● Task details:
Can you give all the records again without altering a single character?

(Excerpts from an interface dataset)

====

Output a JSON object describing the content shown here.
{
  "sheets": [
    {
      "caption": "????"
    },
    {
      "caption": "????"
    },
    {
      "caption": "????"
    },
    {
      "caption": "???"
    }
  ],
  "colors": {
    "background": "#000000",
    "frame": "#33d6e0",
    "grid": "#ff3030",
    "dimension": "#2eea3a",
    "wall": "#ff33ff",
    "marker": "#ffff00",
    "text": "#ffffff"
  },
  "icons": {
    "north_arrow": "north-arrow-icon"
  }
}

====

● Written answer:
Output a JSON object describing the content shown here.
{
  "sheets": [
    {
      "caption": "????"
    },
    {
      "caption": "????"
    },
    {
      "caption": "????"
    },
    {
      "caption": "???"
    }
  ],
  "colors": {
    "background": "#000000",
    "frame": "#33d6e0",
    "grid": "#ff3030",
    "dimension": "#2eea3a",
    "wall": "#ff33ff",
    "marker": "#ffff00",
    "text": "#ffffff"
  },
  "icons": {
    "north_arrow": "north-arrow-icon"
  }
}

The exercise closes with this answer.